Theresa May has said Israel’s illegal settlements presented an obstacle to peace, as she welcomed Benjamin Netanyahu to Downing Street.
The Prime Minister told her Israeli counterpart that Britain remained committed to a two-state solution with a viable Palestinian state.
The Israeli premier’s visit marks the 100th anniversary of the Balfour Declaration which signalled British support for the creation of a Jewish homeland.
May said she recognised the “sensitivities” around the anniversary.
Speaking in Number 10 she told Netanyahu: “Britain remains committed to a two-state solution. I’m sure we will want to be talking about the peace process in the Middle East.
“I also want to talk about what we see as some of the barriers and some of the difficulties like the illegal settlements in relation to that peace process.”
Netanyahu said Israel was committed to the peace process, but the Palestinians had to accept his country’s right to exist.
He said: “Israel is committed to peace, I’m committed to peace. A hundred years after Balfour, the Palestinians should finally accept a Jewish national home and finally accept a Jewish state.
“And when they do, the road to peace will be infinitely closer. In my opinion peace will be achievable.”
May also stressed the UK’s commitment to the Iran nuclear deal – which Netanyahu said was flawed.
US president Donald Trump has condemned the Joint Comprehensive Plan of Action (JCPOA) deal and Netanyahu has called for it to be redrawn.
But May said: “We remain committed to the JCPOA.”
Netanyahu said: “There are great things that are happening in the Middle East because many Arab countries now see Israel not as an enemy but as their indispensable ally in the battle against militant Islam.
“The threat we all see is a resurgent Iran that is bent not only on dominating the region but bent on developing nuclear weapons.
“The goal that I have in mind is not keeping or eliminating the deal, it is improving the deal and correcting its main flaws.
“I think those that want to keep the deal should co-operate on correcting the deal.”
Netanyahu thanked the Prime Minister for her “resolute stand against anti-Semitism” before a speech later where she will speak out against “new and pernicious form” of the anti-Jewish hatred.
At a dinner to mark the Balfour Declaration’s centenary she will say that “criticising the government of Israel is never – and can never be – an excuse for hatred against the Jewish people”.

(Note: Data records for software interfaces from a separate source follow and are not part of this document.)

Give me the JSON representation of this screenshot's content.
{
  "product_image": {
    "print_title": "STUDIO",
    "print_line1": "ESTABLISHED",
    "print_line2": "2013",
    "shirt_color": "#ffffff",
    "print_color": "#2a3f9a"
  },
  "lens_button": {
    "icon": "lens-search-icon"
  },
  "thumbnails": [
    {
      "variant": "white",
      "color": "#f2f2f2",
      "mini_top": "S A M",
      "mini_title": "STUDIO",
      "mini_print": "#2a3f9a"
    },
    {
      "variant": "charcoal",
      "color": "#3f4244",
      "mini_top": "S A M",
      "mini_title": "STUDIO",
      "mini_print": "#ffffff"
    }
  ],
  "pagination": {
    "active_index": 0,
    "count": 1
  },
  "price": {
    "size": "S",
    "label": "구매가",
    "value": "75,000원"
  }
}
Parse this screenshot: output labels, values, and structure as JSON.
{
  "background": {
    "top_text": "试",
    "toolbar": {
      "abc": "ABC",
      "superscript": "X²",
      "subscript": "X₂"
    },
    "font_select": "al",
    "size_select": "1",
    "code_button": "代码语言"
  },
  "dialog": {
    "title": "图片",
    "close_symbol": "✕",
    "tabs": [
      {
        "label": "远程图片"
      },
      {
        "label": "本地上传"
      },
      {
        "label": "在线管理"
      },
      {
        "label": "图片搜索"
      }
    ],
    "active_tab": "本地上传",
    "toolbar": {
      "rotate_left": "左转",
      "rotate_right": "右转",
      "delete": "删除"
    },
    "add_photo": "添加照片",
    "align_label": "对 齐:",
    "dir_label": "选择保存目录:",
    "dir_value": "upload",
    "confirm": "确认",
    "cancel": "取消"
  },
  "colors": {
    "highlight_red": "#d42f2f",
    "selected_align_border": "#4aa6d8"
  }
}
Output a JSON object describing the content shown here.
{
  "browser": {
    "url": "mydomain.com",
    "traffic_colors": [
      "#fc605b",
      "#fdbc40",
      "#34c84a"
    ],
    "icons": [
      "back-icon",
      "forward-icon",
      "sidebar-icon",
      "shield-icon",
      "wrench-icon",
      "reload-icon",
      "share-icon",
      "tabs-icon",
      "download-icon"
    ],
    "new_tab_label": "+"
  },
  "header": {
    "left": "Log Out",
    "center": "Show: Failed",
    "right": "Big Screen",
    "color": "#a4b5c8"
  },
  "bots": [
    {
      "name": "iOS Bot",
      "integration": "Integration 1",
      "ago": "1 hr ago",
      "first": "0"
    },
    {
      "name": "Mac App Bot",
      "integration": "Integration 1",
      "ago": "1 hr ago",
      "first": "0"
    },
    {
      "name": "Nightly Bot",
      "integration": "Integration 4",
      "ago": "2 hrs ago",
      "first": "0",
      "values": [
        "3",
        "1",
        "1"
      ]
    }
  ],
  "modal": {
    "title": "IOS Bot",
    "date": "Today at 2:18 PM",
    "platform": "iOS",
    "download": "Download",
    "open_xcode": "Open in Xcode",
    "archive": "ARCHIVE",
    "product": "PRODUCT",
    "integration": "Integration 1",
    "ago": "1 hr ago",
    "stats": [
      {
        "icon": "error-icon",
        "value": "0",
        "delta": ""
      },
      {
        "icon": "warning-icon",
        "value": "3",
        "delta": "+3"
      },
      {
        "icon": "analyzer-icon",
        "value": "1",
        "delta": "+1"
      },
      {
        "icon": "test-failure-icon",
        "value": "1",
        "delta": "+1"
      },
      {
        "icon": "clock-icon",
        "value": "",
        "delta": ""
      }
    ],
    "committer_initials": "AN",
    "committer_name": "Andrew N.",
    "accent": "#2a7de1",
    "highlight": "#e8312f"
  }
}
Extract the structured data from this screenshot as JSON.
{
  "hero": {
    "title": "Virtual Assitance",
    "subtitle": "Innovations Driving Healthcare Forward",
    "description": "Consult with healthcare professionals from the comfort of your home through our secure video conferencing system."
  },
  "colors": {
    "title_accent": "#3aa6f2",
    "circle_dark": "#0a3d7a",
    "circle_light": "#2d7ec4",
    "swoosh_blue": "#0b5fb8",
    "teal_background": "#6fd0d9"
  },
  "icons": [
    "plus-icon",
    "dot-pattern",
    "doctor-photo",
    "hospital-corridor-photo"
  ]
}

Labour leader Jeremy Corbyn will not be at the dinner, with the party represented by shadow foreign secretary Emily Thornberry, who will also go to an event held by the Palestinian side.

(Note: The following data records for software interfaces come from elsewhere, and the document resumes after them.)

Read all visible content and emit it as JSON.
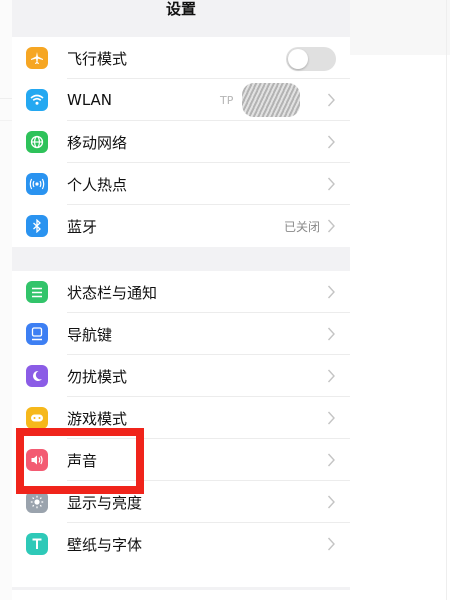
{
  "header": {
    "title": "设置"
  },
  "group1": {
    "items": [
      {
        "label": "飞行模式",
        "icon": "airplane-icon",
        "color": "#f6a623",
        "toggle": "off"
      },
      {
        "label": "WLAN",
        "icon": "wifi-icon",
        "color": "#24a8f1",
        "value": "TP"
      },
      {
        "label": "移动网络",
        "icon": "globe-icon",
        "color": "#2ec25a"
      },
      {
        "label": "个人热点",
        "icon": "hotspot-icon",
        "color": "#2a93f0"
      },
      {
        "label": "蓝牙",
        "icon": "bluetooth-icon",
        "color": "#2a93f0",
        "value": "已关闭"
      }
    ]
  },
  "group2": {
    "items": [
      {
        "label": "状态栏与通知",
        "icon": "notification-list-icon",
        "color": "#32c46a"
      },
      {
        "label": "导航键",
        "icon": "navigation-key-icon",
        "color": "#3d7ff3"
      },
      {
        "label": "勿扰模式",
        "icon": "moon-icon",
        "color": "#8b5ce6"
      },
      {
        "label": "游戏模式",
        "icon": "gamepad-icon",
        "color": "#f6b81b"
      },
      {
        "label": "声音",
        "icon": "speaker-icon",
        "color": "#f35b72"
      },
      {
        "label": "显示与亮度",
        "icon": "brightness-icon",
        "color": "#9aa3ad"
      },
      {
        "label": "壁纸与字体",
        "icon": "text-t-icon",
        "color": "#2ec9b8"
      }
    ]
  },
  "annotation": {
    "highlight_color": "#f0241b",
    "highlighted_item": "声音"
  }
}
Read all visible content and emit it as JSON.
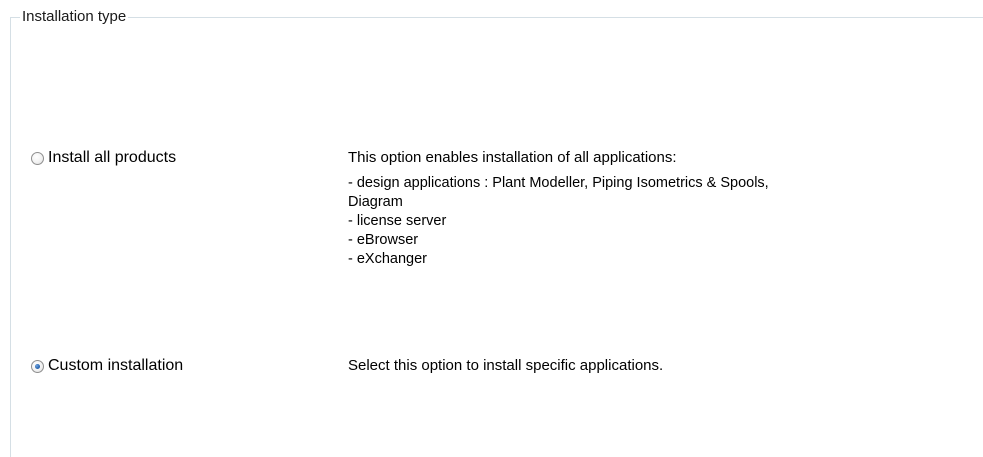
{
  "group": {
    "title": "Installation type"
  },
  "options": [
    {
      "label": "Install all products",
      "selected": false,
      "description": "This option enables installation of all applications:",
      "details": [
        "- design applications : Plant Modeller, Piping Isometrics & Spools,",
        "Diagram",
        "- license server",
        "- eBrowser",
        "- eXchanger"
      ]
    },
    {
      "label": "Custom installation",
      "selected": true,
      "description": "Select this option to install specific applications."
    }
  ]
}
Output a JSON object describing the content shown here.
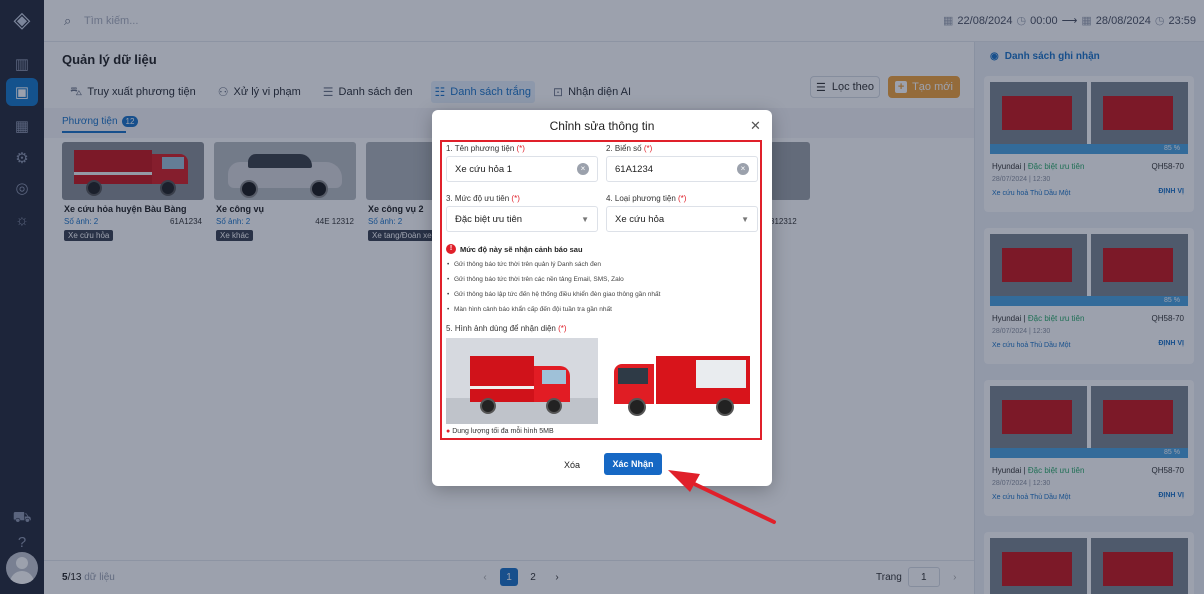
{
  "topbar": {
    "search_placeholder": "Tìm kiếm...",
    "date_from": "22/08/2024",
    "time_from": "00:00",
    "arrow": "⟶",
    "date_to": "28/08/2024",
    "time_to": "23:59"
  },
  "page": {
    "title": "Quản lý dữ liệu",
    "tabs": [
      {
        "label": "Truy xuất phương tiện",
        "icon": "car-icon"
      },
      {
        "label": "Xử lý vi phạm",
        "icon": "users-icon"
      },
      {
        "label": "Danh sách đen",
        "icon": "list-icon"
      },
      {
        "label": "Danh sách trắng",
        "icon": "list-check-icon",
        "active": true
      },
      {
        "label": "Nhận diện AI",
        "icon": "ai-icon"
      }
    ],
    "filter_label": "Lọc theo",
    "create_label": "Tạo mới",
    "subtab_label": "Phương tiện",
    "subtab_count": "12"
  },
  "cards": [
    {
      "title": "Xe cứu hỏa huyện Bàu Bàng",
      "sub": "Số ảnh: 2",
      "plate": "61A1234",
      "tag": "Xe cứu hỏa"
    },
    {
      "title": "Xe công vụ",
      "sub": "Số ảnh: 2",
      "plate": "44E 12312",
      "tag": "Xe khác"
    },
    {
      "title": "Xe công vụ 2",
      "sub": "Số ảnh: 2",
      "plate": "",
      "tag": "Xe tang/Đoàn xe tang"
    },
    {
      "title": "",
      "sub": "",
      "plate": "312312",
      "tag": ""
    }
  ],
  "footer": {
    "count_current": "5",
    "count_total": "/13",
    "count_label": "dữ liệu",
    "pages": [
      "1",
      "2"
    ],
    "page_label": "Trang",
    "page_value": "1"
  },
  "right_panel": {
    "title": "Danh sách ghi nhận",
    "items": [
      {
        "pct": "85 %",
        "brand": "Hyundai",
        "sep": " | ",
        "priority": "Đặc biệt ưu tiên",
        "plate": "QH58-70",
        "time": "28/07/2024 | 12:30",
        "type": "Xe cứu hoả   Thủ Dầu Một",
        "locate": "ĐỊNH VỊ"
      },
      {
        "pct": "85 %",
        "brand": "Hyundai",
        "sep": " | ",
        "priority": "Đặc biệt ưu tiên",
        "plate": "QH58-70",
        "time": "28/07/2024 | 12:30",
        "type": "Xe cứu hoả   Thủ Dầu Một",
        "locate": "ĐỊNH VỊ"
      },
      {
        "pct": "85 %",
        "brand": "Hyundai",
        "sep": " | ",
        "priority": "Đặc biệt ưu tiên",
        "plate": "QH58-70",
        "time": "28/07/2024 | 12:30",
        "type": "Xe cứu hoả   Thủ Dầu Một",
        "locate": "ĐỊNH VỊ"
      }
    ]
  },
  "modal": {
    "title": "Chỉnh sửa thông tin",
    "f1_label": "1. Tên phương tiện",
    "f1_value": "Xe cứu hỏa 1",
    "f2_label": "2. Biển số",
    "f2_value": "61A1234",
    "f3_label": "3. Mức độ ưu tiên",
    "f3_value": "Đặc biệt ưu tiên",
    "f4_label": "4. Loại phương tiện",
    "f4_value": "Xe cứu hỏa",
    "req_mark": "(*)",
    "warning": "Mức độ này sẽ nhận cảnh báo sau",
    "bullets": [
      "Gửi thông báo tức thời trên quản lý Danh sách đen",
      "Gửi thông báo tức thời trên các nền tảng Email, SMS, Zalo",
      "Gửi thông báo lập tức đến hệ thống điều khiển đèn giao thông gần nhất",
      "Màn hình cảnh báo khẩn cấp đến đội tuần tra gần nhất"
    ],
    "f5_label": "5. Hình ảnh dùng để nhận diện",
    "note": "Dung lượng tối đa mỗi hình 5MB",
    "delete_label": "Xóa",
    "confirm_label": "Xác Nhận"
  },
  "colors": {
    "accent": "#1a73c7",
    "highlight": "#e0202a",
    "create": "#f2a23a"
  }
}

Labour has been dogged by allegations of anti-Semitism against some members despite Corbyn’s insistence that such views will not be tolerated.
A senior Labour source said: “Jeremy Corbyn is unable to attend that particular dinner, but Emily Thornberry is going in his place. He had other engagements. That goes for many, many other events of that kind.”
Amnesty International said May should use Netanyahu’s visit to tackle him about “Israel’s mass human rights violations”.
Kate Allen, director of Amnesty’s United Kingdom section, said: “It’s not just Balfour which is being marked this year, it’s also 50 years since Israel’s oppressive military occupation of the Palestinian territory began – an occupation which shows no sign of becoming any less cruel for the millions of Palestinians suffering under it.”
Thornberry stressed Labour’s “long-standing, unstinting and unequivocal support for the state of Israel” at an event in Westminster.
The shadow foreign secretary told the Bicom-Jewish News policy conference that while there were “challenges” to be addressed in relation to the rights of Palestinians, “modernIsrael stands out as a beacon of freedom, equality and democracy”.
She added that “there should be no place in modern society and, let me stress, no place in the Labour Party” for people who hold the “abhorrent view” that Israel should not have the right to exist.
“Anyone who believes in a two-state solution loses all right to a hearing if they simultaneously indulge those who deny one of those states its very right to exist,” she said.
Corbyn said the anniversary should be marked by recognising Palestine and increasing pressure on Israel over the occupied territories.
He said: “The fact that this promise by what was then colonial Britain is celebrated by one side and commemorated as a disaster by the other reflects the continuing tragedy at the heart of the Israel-Palestine conflict.
“Balfour promised to help establish a national home for the Jewish people in Palestine while pledging that nothing would be done to prejudice the rights of its ‘existing non-Jewish communities’, a reference to the Palestinian Arabs who then made up 90% of the population.
“A hundred years on, the second part of Britain’s pledge has still not been fulfilled, and Britain’s historic role means we have a special responsibility to the Palestinian people, who are still denied their basic rights.
“So let us mark the Balfour anniversary by recognising Palestine as a step towards a genuine two state solution of the Israel-Palestine conflict, increasing international pressure for an end to the 50-year occupation of the Palestinian territories, illegal settlement expansion and the blockade of Gaza.”